[WHAT IS NEEDED] What lines below mention the word "JSON"? Copy each one.

=-=-=

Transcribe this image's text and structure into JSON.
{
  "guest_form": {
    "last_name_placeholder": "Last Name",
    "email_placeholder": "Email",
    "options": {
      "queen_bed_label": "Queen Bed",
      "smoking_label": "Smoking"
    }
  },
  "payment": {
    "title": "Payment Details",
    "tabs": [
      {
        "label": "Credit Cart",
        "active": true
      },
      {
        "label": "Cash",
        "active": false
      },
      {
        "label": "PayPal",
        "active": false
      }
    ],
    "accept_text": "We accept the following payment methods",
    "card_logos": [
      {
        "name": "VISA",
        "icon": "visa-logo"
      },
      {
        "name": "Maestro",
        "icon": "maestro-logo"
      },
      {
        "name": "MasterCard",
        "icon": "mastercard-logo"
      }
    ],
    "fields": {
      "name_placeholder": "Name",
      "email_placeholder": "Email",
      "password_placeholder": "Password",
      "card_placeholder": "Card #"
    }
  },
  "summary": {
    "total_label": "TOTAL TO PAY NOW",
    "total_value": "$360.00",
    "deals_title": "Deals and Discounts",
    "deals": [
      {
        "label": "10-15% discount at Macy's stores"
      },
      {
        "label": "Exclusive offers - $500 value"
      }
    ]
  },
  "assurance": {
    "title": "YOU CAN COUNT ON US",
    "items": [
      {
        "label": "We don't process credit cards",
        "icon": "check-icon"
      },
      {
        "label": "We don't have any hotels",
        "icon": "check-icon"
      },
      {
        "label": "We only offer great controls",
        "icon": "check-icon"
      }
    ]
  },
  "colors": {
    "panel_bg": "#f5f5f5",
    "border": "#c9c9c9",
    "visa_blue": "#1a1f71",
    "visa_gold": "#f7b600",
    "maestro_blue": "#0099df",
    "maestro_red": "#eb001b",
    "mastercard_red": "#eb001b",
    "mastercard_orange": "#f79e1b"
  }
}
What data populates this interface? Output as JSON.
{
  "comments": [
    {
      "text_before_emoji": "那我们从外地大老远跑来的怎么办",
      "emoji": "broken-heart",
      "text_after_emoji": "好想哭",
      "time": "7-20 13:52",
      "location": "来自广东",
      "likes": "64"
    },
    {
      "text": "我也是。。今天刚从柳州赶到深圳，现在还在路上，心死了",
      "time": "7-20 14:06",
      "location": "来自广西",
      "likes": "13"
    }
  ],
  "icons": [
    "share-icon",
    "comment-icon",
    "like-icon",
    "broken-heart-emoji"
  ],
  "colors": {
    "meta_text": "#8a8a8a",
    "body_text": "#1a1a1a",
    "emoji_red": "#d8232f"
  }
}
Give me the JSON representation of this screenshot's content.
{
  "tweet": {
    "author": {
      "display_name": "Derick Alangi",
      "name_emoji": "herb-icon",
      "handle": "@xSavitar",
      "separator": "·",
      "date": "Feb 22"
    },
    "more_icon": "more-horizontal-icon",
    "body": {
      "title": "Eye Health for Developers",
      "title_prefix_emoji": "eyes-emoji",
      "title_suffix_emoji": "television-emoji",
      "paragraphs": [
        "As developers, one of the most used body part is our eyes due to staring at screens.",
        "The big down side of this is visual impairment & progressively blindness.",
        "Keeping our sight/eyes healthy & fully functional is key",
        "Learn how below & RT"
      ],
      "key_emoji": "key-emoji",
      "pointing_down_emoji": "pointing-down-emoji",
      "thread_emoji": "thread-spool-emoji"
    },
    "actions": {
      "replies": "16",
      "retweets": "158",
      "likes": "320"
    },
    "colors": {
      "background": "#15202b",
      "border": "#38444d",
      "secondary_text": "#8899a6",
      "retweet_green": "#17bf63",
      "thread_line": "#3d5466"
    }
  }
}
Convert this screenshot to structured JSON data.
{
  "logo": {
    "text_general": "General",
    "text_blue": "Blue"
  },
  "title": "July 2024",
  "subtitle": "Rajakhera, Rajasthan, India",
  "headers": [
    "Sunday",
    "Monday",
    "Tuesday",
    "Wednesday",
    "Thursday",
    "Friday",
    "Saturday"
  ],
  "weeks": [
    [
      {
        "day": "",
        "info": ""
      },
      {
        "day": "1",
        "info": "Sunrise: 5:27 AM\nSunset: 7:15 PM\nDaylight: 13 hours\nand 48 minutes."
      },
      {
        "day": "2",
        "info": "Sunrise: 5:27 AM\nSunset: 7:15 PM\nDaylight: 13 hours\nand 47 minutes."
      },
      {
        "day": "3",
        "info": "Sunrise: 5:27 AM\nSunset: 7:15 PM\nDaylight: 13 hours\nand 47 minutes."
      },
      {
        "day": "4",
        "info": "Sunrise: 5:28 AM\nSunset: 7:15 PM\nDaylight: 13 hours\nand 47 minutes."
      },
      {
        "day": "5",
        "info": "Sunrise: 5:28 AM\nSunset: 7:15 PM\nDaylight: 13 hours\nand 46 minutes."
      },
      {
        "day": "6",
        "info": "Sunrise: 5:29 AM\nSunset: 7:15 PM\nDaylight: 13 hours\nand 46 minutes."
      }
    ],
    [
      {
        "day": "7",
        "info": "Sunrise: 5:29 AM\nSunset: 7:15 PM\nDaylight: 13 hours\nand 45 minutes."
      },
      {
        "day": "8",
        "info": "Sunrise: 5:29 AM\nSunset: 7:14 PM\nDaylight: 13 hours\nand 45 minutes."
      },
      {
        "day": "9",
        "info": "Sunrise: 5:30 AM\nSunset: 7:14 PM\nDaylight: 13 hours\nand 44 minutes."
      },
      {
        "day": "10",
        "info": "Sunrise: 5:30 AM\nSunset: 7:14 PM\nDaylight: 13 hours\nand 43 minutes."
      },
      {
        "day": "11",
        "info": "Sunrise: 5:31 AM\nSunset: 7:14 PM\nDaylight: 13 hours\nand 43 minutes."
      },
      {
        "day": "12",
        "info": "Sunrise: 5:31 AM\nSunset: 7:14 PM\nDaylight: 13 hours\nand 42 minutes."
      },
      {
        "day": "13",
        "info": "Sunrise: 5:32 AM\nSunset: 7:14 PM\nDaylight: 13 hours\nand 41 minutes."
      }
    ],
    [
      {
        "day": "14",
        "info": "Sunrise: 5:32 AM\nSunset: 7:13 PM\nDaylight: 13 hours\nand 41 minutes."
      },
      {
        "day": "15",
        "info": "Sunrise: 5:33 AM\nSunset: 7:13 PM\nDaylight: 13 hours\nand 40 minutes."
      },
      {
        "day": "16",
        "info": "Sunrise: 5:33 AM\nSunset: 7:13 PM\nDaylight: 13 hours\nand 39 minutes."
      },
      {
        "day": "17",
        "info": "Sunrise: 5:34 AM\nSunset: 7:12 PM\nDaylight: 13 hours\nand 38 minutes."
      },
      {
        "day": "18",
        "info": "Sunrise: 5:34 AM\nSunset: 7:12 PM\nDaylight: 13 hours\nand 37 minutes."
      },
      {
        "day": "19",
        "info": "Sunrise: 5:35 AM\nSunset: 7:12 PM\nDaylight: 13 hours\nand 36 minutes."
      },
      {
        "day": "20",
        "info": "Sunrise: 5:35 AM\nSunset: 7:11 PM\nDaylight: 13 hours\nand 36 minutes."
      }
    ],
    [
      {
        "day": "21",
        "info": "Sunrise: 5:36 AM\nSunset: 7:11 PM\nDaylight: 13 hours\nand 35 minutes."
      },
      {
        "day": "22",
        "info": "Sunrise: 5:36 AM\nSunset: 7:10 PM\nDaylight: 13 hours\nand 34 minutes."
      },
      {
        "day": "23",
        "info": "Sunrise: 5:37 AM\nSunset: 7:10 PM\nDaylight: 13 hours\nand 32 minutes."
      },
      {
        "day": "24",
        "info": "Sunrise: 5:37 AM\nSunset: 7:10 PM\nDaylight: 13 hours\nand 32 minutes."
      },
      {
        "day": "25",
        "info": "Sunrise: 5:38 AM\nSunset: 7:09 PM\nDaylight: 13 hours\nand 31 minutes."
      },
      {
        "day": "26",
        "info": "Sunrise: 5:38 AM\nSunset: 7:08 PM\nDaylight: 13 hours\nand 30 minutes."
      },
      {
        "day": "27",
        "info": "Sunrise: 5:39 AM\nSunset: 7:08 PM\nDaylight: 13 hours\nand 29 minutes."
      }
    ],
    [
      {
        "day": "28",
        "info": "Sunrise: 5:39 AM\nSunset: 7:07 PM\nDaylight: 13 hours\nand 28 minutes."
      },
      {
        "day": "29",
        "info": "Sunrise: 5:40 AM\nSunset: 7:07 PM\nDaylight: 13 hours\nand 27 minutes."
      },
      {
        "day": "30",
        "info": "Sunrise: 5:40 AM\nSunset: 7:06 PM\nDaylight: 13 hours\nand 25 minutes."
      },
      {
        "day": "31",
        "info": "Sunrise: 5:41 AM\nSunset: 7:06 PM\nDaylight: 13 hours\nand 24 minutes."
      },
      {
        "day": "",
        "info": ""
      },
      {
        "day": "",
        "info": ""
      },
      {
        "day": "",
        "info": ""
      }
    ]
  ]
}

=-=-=

[RESPONSE TO THIS TASK]
Transcribe this image's text and structure into JSON.
What data populates this interface? Output as JSON.
Give me the JSON representation of this screenshot's content.
Convert this screenshot to structured JSON data.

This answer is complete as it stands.